The documentation and excavation that took place in the cave led to the discovery of many pictographs and petroglyphs, but also human remains, lotted burial grounds, and four unique species of buffalo, elk, bear, and a bison. The excavation concluded that people had occupied Dunbar Cave for at least 4,000 years.

Report on Douglas’s findings: Dunbar Cave Art

CAB Hosted Women’s History Trivia

 

By Tayla Courage

In honor of Women’s History Month, Volunteer State Community College’s Campus Activities Board organized a trivia-themed café event in the Mary Cole Nichols Dining Room B March 27, at 12:45 p.m.
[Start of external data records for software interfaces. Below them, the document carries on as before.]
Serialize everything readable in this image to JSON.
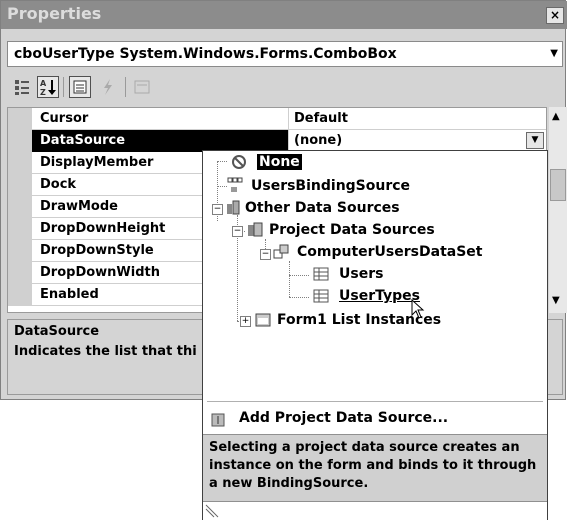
{
  "window": {
    "title": "Properties",
    "close": "×"
  },
  "object_selector": {
    "value": "cboUserType  System.Windows.Forms.ComboBox"
  },
  "toolbar": {
    "buttons": [
      "categorized-icon",
      "alphabetical-icon",
      "properties-icon",
      "events-icon",
      "property-pages-icon"
    ]
  },
  "grid": {
    "rows": [
      {
        "name": "Cursor",
        "value": "Default"
      },
      {
        "name": "DataSource",
        "value": "(none)"
      },
      {
        "name": "DisplayMember",
        "value": ""
      },
      {
        "name": "Dock",
        "value": ""
      },
      {
        "name": "DrawMode",
        "value": ""
      },
      {
        "name": "DropDownHeight",
        "value": ""
      },
      {
        "name": "DropDownStyle",
        "value": ""
      },
      {
        "name": "DropDownWidth",
        "value": ""
      },
      {
        "name": "Enabled",
        "value": ""
      }
    ]
  },
  "description": {
    "title": "DataSource",
    "text": "Indicates the list that thi"
  },
  "popup": {
    "tree": {
      "none": "None",
      "binding_source": "UsersBindingSource",
      "other_sources": "Other Data Sources",
      "project_sources": "Project Data Sources",
      "dataset": "ComputerUsersDataSet",
      "users": "Users",
      "usertypes": "UserTypes",
      "form_instances": "Form1 List Instances"
    },
    "add_source": "Add Project Data Source...",
    "help": "Selecting a project data source creates an instance on the form and binds to it through a new BindingSource."
  },
  "colors": {
    "title_bar": "#8c8c8c",
    "selected": "#000000",
    "panel": "#d4d4d4"
  }
}
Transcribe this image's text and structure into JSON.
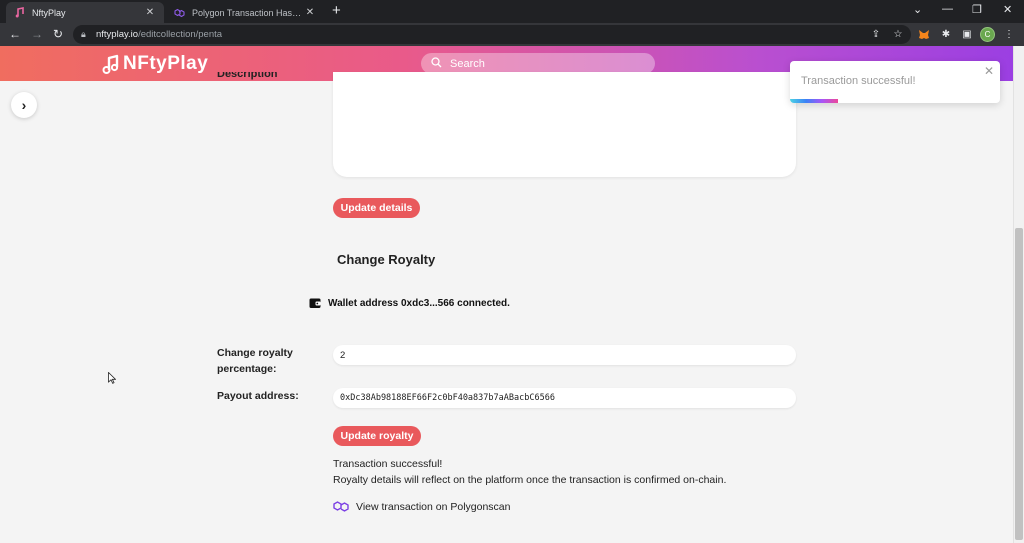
{
  "browser": {
    "tabs": [
      {
        "title": "NftyPlay",
        "active": true
      },
      {
        "title": "Polygon Transaction Hash (Txhash)",
        "active": false
      }
    ],
    "url_host": "nftyplay.io",
    "url_path": "/editcollection/penta",
    "profile_initial": "C"
  },
  "header": {
    "logo_text": "NFtyPlay",
    "search_placeholder": "Search"
  },
  "form": {
    "description_label": "Description",
    "update_details_label": "Update details",
    "royalty_section_title": "Change Royalty",
    "wallet_status": "Wallet address 0xdc3...566 connected.",
    "royalty_label": "Change royalty percentage:",
    "royalty_value": "2",
    "payout_label": "Payout address:",
    "payout_value": "0xDc38Ab98188EF66F2c0bF40a837b7aABacbC6566",
    "update_royalty_label": "Update royalty",
    "success_line1": "Transaction successful!",
    "success_line2": "Royalty details will reflect on the platform once the transaction is confirmed on-chain.",
    "view_tx_label": "View transaction on Polygonscan"
  },
  "toast": {
    "message": "Transaction successful!",
    "progress_remaining": 0.23
  },
  "colors": {
    "accent": "#e9595c",
    "header_start": "#f06d5f",
    "header_end": "#9b3fe2"
  }
}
Crystal Sloss, chairperson of the campus activities board, explained that the formatting of the trivia activity would be similar to the game show Jeopardy. Participants used wireless buzzers to answer questions on prominent women in history.

While students were competing for the opportunity to win free Vol State merchandise, there were no penalties for incorrect answers.

“We want students to have fun and learn something at the same time,” wrote Sloss.

Similar to previous CAB café events, free food was offered as an incentive for more student engagement. Chicken tenders, chips and lemonade were available for anyone willing to join in for at least one round of trivia.

According to an email from Sloss, this isn’t the first women’s history event CAB has hosted.

“Last year we held a Women’s History BINGO. This year we thought it would be a great idea to try something new, which is where the trivia comes into play,” wrote Sloss.

Hayley Brazel, secretary of the student government association, said she enjoyed the educational PowerPoint that Sloss paired with her questions.

“Crystal was a great moderator. She taught us so much,” said Brazel.

Wyatt Tabor, a freshman, was continuously one of the first players to buzz in each round.  

“It was really fun. I enjoyed it, and I’m definitely coming back,” said Tabor.

Taylor Divney, a sophomore, commented on why she liked the event in correlation with Women’s History Month.

“I think us women are pretty savvy, so it’s cool to learn about the important and powerful things we’ve done,” she said.

Sloss said she hopes to see more creative learning opportunities offered to students and mentioned the possibility for women’s history trivia to return as an annual event.

“Students can leave the event, know that they have had fun, a free meal, and most importantly they have left with new information that they can spread to others,” wrote Sloss.